▶ _What needs to be done_: From the records below, give the number of lines that contain the string "Digital", without any other text.

[Records for the exercise Boundary: Start]

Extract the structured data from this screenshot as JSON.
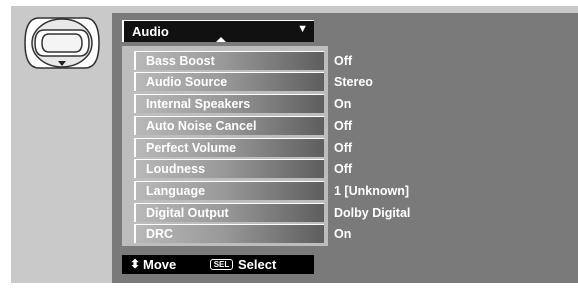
{
  "header": {
    "title": "Audio"
  },
  "menu": {
    "items": [
      {
        "label": "Bass Boost",
        "value": "Off"
      },
      {
        "label": "Audio Source",
        "value": "Stereo"
      },
      {
        "label": "Internal Speakers",
        "value": "On"
      },
      {
        "label": "Auto Noise Cancel",
        "value": "Off"
      },
      {
        "label": "Perfect Volume",
        "value": "Off"
      },
      {
        "label": "Loudness",
        "value": "Off"
      },
      {
        "label": "Language",
        "value": "1 [Unknown]"
      },
      {
        "label": "Digital Output",
        "value": "Dolby Digital"
      },
      {
        "label": "DRC",
        "value": "On"
      }
    ]
  },
  "footer": {
    "move_label": "Move",
    "sel_key": "SEL",
    "select_label": "Select"
  }
}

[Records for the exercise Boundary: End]

▶ _Result_: 2